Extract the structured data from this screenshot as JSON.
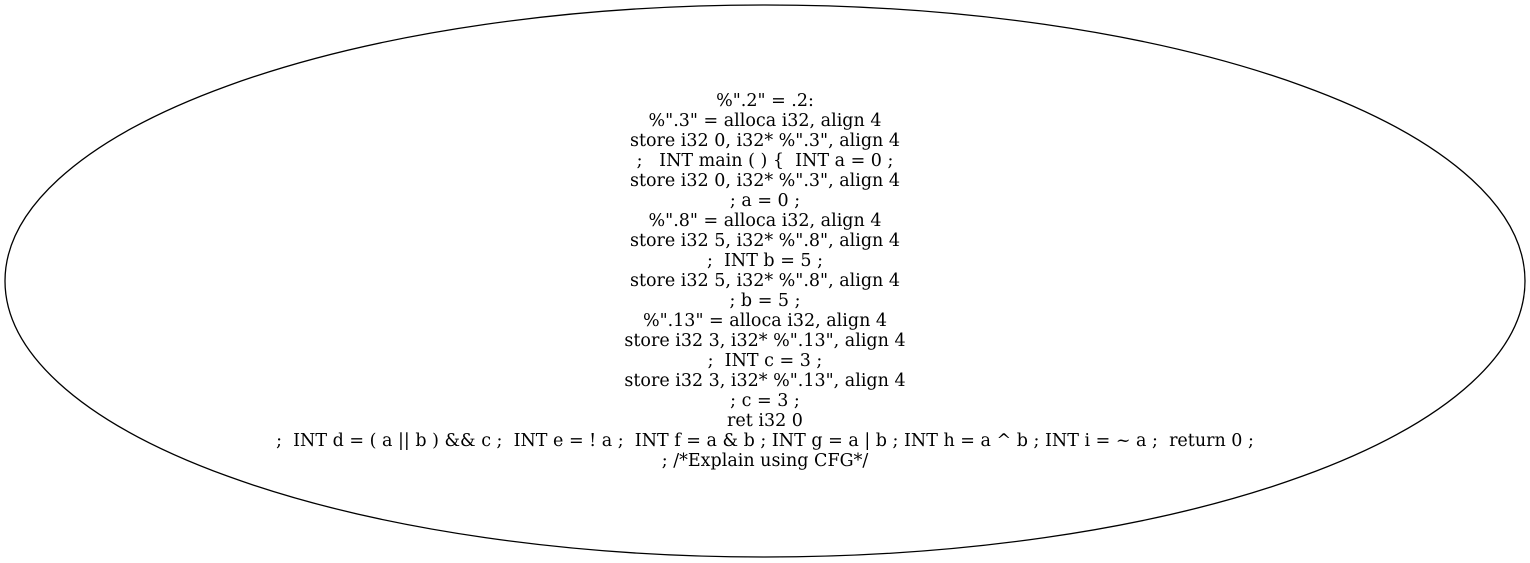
{
  "graph": {
    "node": {
      "shape": "ellipse",
      "stroke_color": "#000000",
      "fill_color": "#ffffff",
      "lines": [
        "%\".2\" = .2:",
        "%\".3\" = alloca i32, align 4",
        "store i32 0, i32* %\".3\", align 4",
        ";   INT main ( ) {  INT a = 0 ;",
        "store i32 0, i32* %\".3\", align 4",
        "; a = 0 ;",
        "%\".8\" = alloca i32, align 4",
        "store i32 5, i32* %\".8\", align 4",
        ";  INT b = 5 ;",
        "store i32 5, i32* %\".8\", align 4",
        "; b = 5 ;",
        "%\".13\" = alloca i32, align 4",
        "store i32 3, i32* %\".13\", align 4",
        ";  INT c = 3 ;",
        "store i32 3, i32* %\".13\", align 4",
        "; c = 3 ;",
        "ret i32 0",
        ";  INT d = ( a || b ) && c ;  INT e = ! a ;  INT f = a & b ; INT g = a | b ; INT h = a ^ b ; INT i = ~ a ;  return 0 ;",
        "; /*Explain using CFG*/"
      ]
    }
  }
}
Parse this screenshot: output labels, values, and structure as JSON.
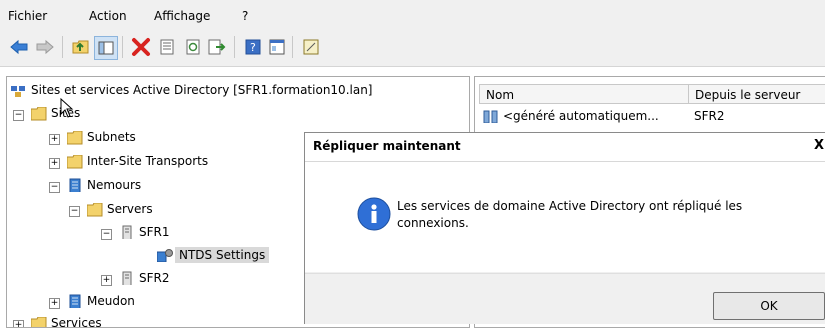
{
  "menu": {
    "items": [
      "Fichier",
      "Action",
      "Affichage",
      "?"
    ]
  },
  "toolbar": {
    "buttons": [
      "back-icon",
      "forward-icon",
      "up-folder-icon",
      "show-tree-icon",
      "delete-icon",
      "properties-icon",
      "refresh-icon",
      "export-icon",
      "help-icon",
      "console-icon",
      "new-window-icon"
    ]
  },
  "tree": {
    "root": "Sites et services Active Directory [SFR1.formation10.lan]",
    "sites": "Sites",
    "subnets": "Subnets",
    "inter_site_transports": "Inter-Site Transports",
    "nemours": "Nemours",
    "servers": "Servers",
    "sfr1": "SFR1",
    "ntds_settings": "NTDS Settings",
    "sfr2": "SFR2",
    "meudon": "Meudon",
    "services": "Services"
  },
  "list": {
    "columns": [
      "Nom",
      "Depuis le serveur"
    ],
    "rows": [
      {
        "name": "<généré automatiquem...",
        "from_server": "SFR2"
      }
    ]
  },
  "dialog": {
    "title": "Répliquer maintenant",
    "message": "Les services de domaine Active Directory ont répliqué les connexions.",
    "ok_label": "OK",
    "close_label": "X"
  }
}
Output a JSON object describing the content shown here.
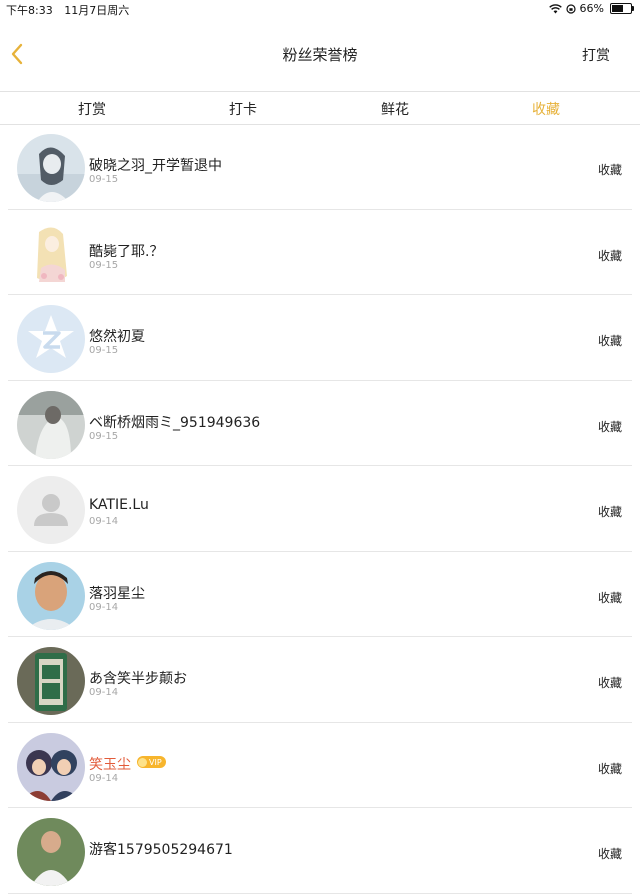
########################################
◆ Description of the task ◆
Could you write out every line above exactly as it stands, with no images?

◆ Answer space ◆
Extract the structured data from this screenshot as JSON.
{
  "graph": {
    "node": {
      "shape": "ellipse",
      "stroke_color": "#000000",
      "fill_color": "#ffffff",
      "lines": [
        "%\".2\" = .2:",
        "%\".3\" = alloca i32, align 4",
        "store i32 0, i32* %\".3\", align 4",
        ";   INT main ( ) {  INT a = 0 ;",
        "store i32 0, i32* %\".3\", align 4",
        "; a = 0 ;",
        "%\".8\" = alloca i32, align 4",
        "store i32 5, i32* %\".8\", align 4",
        ";  INT b = 5 ;",
        "store i32 5, i32* %\".8\", align 4",
        "; b = 5 ;",
        "%\".13\" = alloca i32, align 4",
        "store i32 3, i32* %\".13\", align 4",
        ";  INT c = 3 ;",
        "store i32 3, i32* %\".13\", align 4",
        "; c = 3 ;",
        "ret i32 0",
        ";  INT d = ( a || b ) && c ;  INT e = ! a ;  INT f = a & b ; INT g = a | b ; INT h = a ^ b ; INT i = ~ a ;  return 0 ;",
        "; /*Explain using CFG*/"
      ]
    }
  }
}
Parse this screenshot: output labels, values, and structure as JSON.
{
  "menu": {
    "items": [
      "Fichier",
      "Action",
      "Affichage",
      "?"
    ]
  },
  "toolbar": {
    "buttons": [
      "back-icon",
      "forward-icon",
      "up-folder-icon",
      "show-tree-icon",
      "delete-icon",
      "properties-icon",
      "refresh-icon",
      "export-icon",
      "help-icon",
      "console-icon",
      "new-window-icon"
    ]
  },
  "tree": {
    "root": "Sites et services Active Directory [SFR1.formation10.lan]",
    "sites": "Sites",
    "subnets": "Subnets",
    "inter_site_transports": "Inter-Site Transports",
    "nemours": "Nemours",
    "servers": "Servers",
    "sfr1": "SFR1",
    "ntds_settings": "NTDS Settings",
    "sfr2": "SFR2",
    "meudon": "Meudon",
    "services": "Services"
  },
  "list": {
    "columns": [
      "Nom",
      "Depuis le serveur"
    ],
    "rows": [
      {
        "name": "<généré automatiquem...",
        "from_server": "SFR2"
      }
    ]
  },
  "dialog": {
    "title": "Répliquer maintenant",
    "message": "Les services de domaine Active Directory ont répliqué les connexions.",
    "ok_label": "OK",
    "close_label": "X"
  }
}
Output a JSON object describing the content shown here.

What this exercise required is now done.